On the other hand, IBM is aggressively investing in a group of business it has identified as strategic imperatives, including cloud, analytics, security, social, and mobile technologies. Performance in these key growth areas looks far more encouraging.
Constant currency sales from strategic imperatives grew 17% last quarter, and the segment accounted for 37% of IBM's total revenue on an annual basis. As long as the company keeps finding promising growth opportunities in strategic imperatives, there's a fairly good chance that overall financial performance will improve in the not-so-distant future.
IBM stock is currently trading at a remarkably cheap price-to-earnings ratio around 11.5 times earnings. This is a substantial discount versus a price-to-earnings ratio in the area of 19.4 for the average company in the S&P 500 index. If IBM can drive improving sales growth over the middle term, then the stock offers material room for gains from currently depressed price levels.
Brian Feroldi: My favorite stock in Buffett's portfolio also happens to be his largest holding, Wells Fargo (NYSE:WFC). Although this stock has a great long-term track record, it has basically traded sideways for the past two years and has trailed the market. More recently it has been sold off, and that's creating a nice opportunity for investors who want to own a slice one of the highest-quality big banks out there.
Buffett is such a raving fan of Wells Fargo because of the company's lean operation structure. Wells Fargo consistently boasts one of the lowest efficiency ratios among all the big banks, which helps it to earn strong profits while offering competitive rates to its customers. Better still, the company also keeps its trading operation small and has a far lower exposure to derivatives that its peer group, which helps to keep its overall risk profile low.

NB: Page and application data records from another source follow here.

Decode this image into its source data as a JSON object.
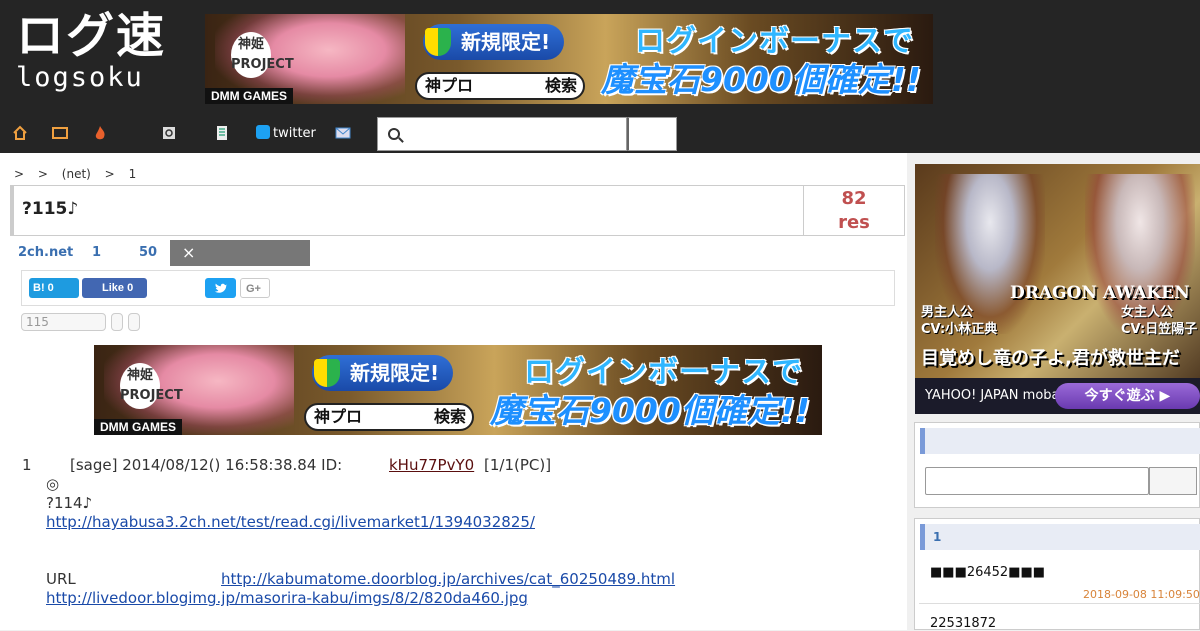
{
  "site": {
    "logo_jp": "ログ速",
    "logo_en": "logsoku"
  },
  "ad_banner": {
    "brand": "神姫 PROJECT",
    "dmm": "DMM GAMES",
    "new_only": "新規限定!",
    "search_word": "神プロ",
    "search_label": "検索",
    "headline": "ログインボーナスで",
    "subline": "魔宝石9000個確定!!"
  },
  "nav": {
    "twitter_label": "twitter",
    "icons": [
      "home-icon",
      "tv-icon",
      "fire-icon",
      "search-history-icon",
      "list-icon",
      "twitter-icon",
      "mail-icon"
    ]
  },
  "search": {
    "placeholder": ""
  },
  "breadcrumb": [
    ">",
    ">",
    "(net)",
    ">",
    "1"
  ],
  "thread": {
    "title": "?115♪",
    "res_count": "82",
    "res_label": "res"
  },
  "thread_links": {
    "source": "2ch.net",
    "first": "1",
    "last50": "50",
    "close": "×"
  },
  "share": {
    "hatena": "B! 0",
    "facebook": "Like 0",
    "gplus": "G+"
  },
  "pills": [
    "115",
    "",
    ""
  ],
  "post": {
    "number": "1",
    "meta": "[sage] 2014/08/12() 16:58:38.84 ID:",
    "id": "kHu77PvY0",
    "after_id": "[1/1(PC)]",
    "line1": "◎",
    "line2": "?114♪",
    "link1": "http://hayabusa3.2ch.net/test/read.cgi/livemarket1/1394032825/",
    "url_label": "URL",
    "link2": "http://kabumatome.doorblog.jp/archives/cat_60250489.html",
    "link3": "http://livedoor.blogimg.jp/masorira-kabu/imgs/8/2/820da460.jpg"
  },
  "side_ad": {
    "title": "DRAGON AWAKEN",
    "cv1_role": "男主人公",
    "cv1": "CV:小林正典",
    "cv2_role": "女主人公",
    "cv2": "CV:日笠陽子",
    "catch": "目覚めし竜の子よ,君が救世主だ",
    "footer": "YAHOO! JAPAN mobage",
    "play": "今すぐ遊ぶ ▶"
  },
  "sidebar": {
    "ranking_header": "1",
    "item1": "■■■26452■■■",
    "item1_date": "2018-09-08 11:09:50",
    "item2": "22531872"
  },
  "colors": {
    "header_bg": "#252525",
    "res_count": "#c05050",
    "link": "#1a4aa8",
    "date": "#d8843a"
  }
}
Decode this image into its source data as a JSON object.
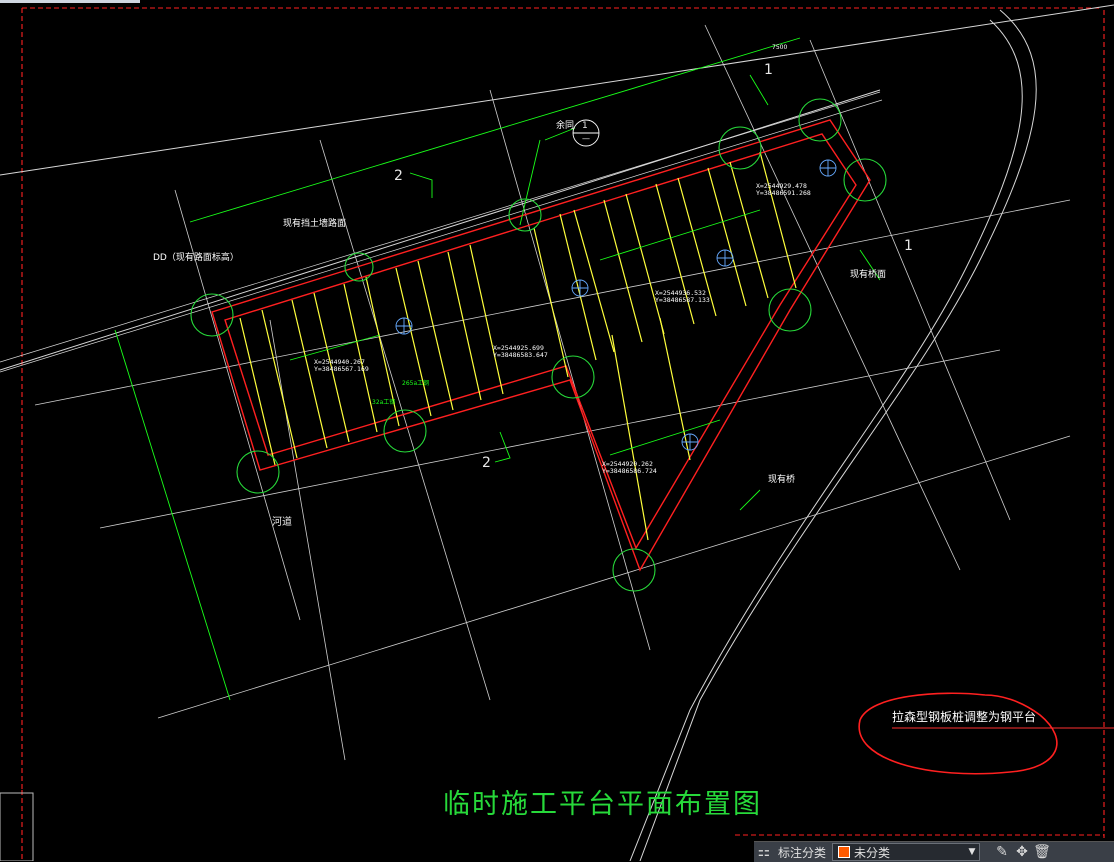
{
  "drawing": {
    "title": "临时施工平台平面布置图",
    "note": "拉森型钢板桩调整为钢平台",
    "labels": {
      "road_elev": "DD（现有路面标高）",
      "retaining_road": "现有挡土墙路面",
      "river": "河道",
      "existing_bridge_deck": "现有桥面",
      "existing_bridge": "现有桥",
      "dim_top": "7500",
      "section_1_top": "1",
      "section_1_right": "1",
      "section_2_top": "2",
      "section_2_bottom": "2",
      "detail_ref": "余同",
      "detail_num": "1",
      "detail_sub": "—",
      "beam_spec_1": "265a工钢",
      "beam_spec_2": "32a工钢"
    },
    "coords": [
      {
        "x": "X=2544940.267",
        "y": "Y=38486567.169"
      },
      {
        "x": "X=2544925.699",
        "y": "Y=38486583.647"
      },
      {
        "x": "X=2544936.532",
        "y": "Y=38486587.133"
      },
      {
        "x": "X=2544929.478",
        "y": "Y=38486591.268"
      },
      {
        "x": "X=2544920.262",
        "y": "Y=38486586.724"
      }
    ]
  },
  "statusbar": {
    "label": "标注分类",
    "category": "未分类",
    "swatch_color": "#ff5a00"
  },
  "colors": {
    "background": "#000000",
    "grid_line": "#d0d0d0",
    "dimension": "#19ff19",
    "steel_beam": "#ffff3c",
    "pile_outline": "#ff2020",
    "pile_circle": "#27d93a",
    "markup": "#ff2020",
    "road_edge": "#d8d8d8"
  }
}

By running a lean and low-risk operation, Wells Fargo can easily afford to pass on the majority of profits to shareholders. Last quarter alone, the company spent $3 billion on dividends and share repurchases, which represented 60% of its net income.
Right now the company is facing some short-term challenges from losses in the energy sector and persistently low interest rates, both of which I think are temporary headwinds that will work themselves out over time. With its shares trading for about 1.4 times book value and offering up a dividend yield just over 3%, now is a fine time to consider following in Buffett's footsteps by buying a few shares of Wells Fargo